Cat owners warned of new law or risk huge £500 fine

Cat owners have been warned of a new law that could see them hit with a fine of up to £500. The rule means that all feline friends in England must be microchipped by June 10 this year.

According to animal charity PDSA, over half (54 per cent) of cat owners are not aware of the law change. Statistics from the 2024 PDSA Animal Wellbeing (PAW) Report show that there has been just a 3 per cent increase in the population of cats with a microchip.

It is believed that 22 per cent of the UK cat population, nearly 2.4 million cats, are currently without a microchip. This leaves owners just two months to ensure they are within the rules.

Read more:

If owners are found without their cat microchipped by June 10, they will have just 21 days to have one implemented. After the 21 days, owners may then face a fine of up to £500.

PDSA vet, Lynne James, said: “A microchip is a tiny identification device that contains a unique number, usually 15 digits, linking a pet to their owner. In cats, microchips are implanted under the skin between the shoulder blades – it’s a very quick procedure that takes just a few seconds and doesn’t require sedation or anaesthetic.

“Microchips can contain various amounts of vital information, and the more kept up to date information stored on your pet’s microchip, the better! Some of the key information that can be stored includes, the pet owner’s full name, address and contact details. The pet’s assigned name, gender, breed, date of birth and even their colour.”

Whilst there is no minimum age to have your cat microchipped, the new legislation in England states that cats must be microchipped by 20 weeks of age.

Lynne adds: “Even if your cat prefers the indoor life, microchipping is still important. Owners may not be too worried if they have an indoor cat, but there’s plenty of ways cats can sneak outside, or nip out through an open door or window. It’s always best to have the extra peace of mind that a microchip provides. By June, it will be law regardless of whether your cat remains indoors or not.”

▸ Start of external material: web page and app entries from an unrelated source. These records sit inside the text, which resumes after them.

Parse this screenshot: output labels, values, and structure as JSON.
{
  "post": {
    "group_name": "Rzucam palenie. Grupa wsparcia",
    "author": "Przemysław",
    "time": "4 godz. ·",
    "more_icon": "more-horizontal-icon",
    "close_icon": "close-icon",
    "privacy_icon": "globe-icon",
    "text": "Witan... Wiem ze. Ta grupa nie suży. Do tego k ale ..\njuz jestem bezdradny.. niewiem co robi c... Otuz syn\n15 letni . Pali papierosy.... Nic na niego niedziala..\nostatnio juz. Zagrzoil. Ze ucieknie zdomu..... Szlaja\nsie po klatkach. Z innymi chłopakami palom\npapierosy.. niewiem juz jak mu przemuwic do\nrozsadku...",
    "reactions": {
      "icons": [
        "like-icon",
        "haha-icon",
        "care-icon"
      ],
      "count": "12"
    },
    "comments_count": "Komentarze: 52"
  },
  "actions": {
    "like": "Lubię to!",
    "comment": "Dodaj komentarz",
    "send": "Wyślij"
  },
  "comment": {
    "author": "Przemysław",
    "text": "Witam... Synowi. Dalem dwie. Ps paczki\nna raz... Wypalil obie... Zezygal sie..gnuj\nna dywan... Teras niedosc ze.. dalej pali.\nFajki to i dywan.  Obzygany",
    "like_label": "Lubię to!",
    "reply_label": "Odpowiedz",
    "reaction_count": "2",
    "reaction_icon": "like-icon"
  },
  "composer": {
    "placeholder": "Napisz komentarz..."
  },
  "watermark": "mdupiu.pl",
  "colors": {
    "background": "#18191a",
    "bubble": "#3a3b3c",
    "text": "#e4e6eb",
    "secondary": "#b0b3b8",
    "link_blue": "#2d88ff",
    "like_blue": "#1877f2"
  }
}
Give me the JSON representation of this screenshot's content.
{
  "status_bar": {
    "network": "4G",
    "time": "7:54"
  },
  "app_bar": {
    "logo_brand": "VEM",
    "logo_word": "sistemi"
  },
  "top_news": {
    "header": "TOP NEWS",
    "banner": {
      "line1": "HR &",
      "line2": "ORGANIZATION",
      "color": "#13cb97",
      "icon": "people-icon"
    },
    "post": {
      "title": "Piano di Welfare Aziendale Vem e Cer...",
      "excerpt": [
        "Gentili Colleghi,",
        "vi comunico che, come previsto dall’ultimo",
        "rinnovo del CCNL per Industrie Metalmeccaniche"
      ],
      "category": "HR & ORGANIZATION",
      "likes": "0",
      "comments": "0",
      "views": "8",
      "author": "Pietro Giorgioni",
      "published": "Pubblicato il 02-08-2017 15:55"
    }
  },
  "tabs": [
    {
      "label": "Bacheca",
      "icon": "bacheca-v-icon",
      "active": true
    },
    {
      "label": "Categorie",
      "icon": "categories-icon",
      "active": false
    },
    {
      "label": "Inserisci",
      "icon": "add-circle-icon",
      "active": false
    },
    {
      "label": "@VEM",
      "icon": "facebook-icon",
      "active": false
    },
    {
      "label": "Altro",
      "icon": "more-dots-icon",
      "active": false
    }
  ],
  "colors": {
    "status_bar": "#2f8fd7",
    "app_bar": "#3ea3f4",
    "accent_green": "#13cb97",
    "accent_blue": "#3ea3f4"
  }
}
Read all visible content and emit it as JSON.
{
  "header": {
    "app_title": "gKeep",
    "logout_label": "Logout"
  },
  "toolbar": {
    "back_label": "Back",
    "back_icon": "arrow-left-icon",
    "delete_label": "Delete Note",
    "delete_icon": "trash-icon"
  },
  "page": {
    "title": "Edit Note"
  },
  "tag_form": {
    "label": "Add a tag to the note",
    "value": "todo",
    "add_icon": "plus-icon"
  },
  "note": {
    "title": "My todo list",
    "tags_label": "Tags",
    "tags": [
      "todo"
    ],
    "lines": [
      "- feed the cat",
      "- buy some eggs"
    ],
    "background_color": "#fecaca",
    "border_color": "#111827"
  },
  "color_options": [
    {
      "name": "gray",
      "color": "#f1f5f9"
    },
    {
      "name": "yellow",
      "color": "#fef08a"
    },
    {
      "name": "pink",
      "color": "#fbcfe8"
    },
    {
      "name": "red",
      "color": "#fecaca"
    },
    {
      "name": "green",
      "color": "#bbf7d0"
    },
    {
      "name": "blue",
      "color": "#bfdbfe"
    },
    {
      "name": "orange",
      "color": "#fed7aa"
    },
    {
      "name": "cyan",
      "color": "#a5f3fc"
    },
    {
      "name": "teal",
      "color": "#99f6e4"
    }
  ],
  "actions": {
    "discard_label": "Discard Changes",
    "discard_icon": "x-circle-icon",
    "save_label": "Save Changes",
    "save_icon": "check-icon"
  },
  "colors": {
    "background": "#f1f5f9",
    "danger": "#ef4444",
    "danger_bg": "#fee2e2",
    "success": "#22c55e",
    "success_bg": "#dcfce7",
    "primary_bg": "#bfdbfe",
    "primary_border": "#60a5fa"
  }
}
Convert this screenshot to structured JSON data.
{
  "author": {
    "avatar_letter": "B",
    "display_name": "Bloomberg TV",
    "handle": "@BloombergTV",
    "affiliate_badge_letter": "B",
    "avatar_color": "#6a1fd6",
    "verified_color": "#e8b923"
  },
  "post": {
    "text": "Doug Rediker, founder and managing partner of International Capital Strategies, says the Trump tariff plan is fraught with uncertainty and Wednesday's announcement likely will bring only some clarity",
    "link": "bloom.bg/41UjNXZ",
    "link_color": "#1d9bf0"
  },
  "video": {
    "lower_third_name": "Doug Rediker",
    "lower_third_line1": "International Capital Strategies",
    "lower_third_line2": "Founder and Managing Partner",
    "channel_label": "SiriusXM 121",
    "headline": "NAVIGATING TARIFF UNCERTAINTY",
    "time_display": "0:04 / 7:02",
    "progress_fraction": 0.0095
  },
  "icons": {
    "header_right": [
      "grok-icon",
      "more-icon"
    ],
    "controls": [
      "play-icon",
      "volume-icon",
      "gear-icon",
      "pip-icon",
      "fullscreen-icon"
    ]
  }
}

Microchipping ensures any lost or stolen cats have the best chance of being reunited with their owners as quickly as possible. They are also useful to keep other cats out of your home with a microchip-activated cat flap and restrict food access if you have a microchip food bowl. If you have either of these gadgets, you can also easily monitor your cat’s comings and goings and how often they eat.

“It is really important that owners are aware of which database their pet’s microchip is registered, so they are able to keep their details up to date,” adds Lynne. “Moving address or getting a new phone number are simple, but vital changes for the microchip database.”

For more details, click here.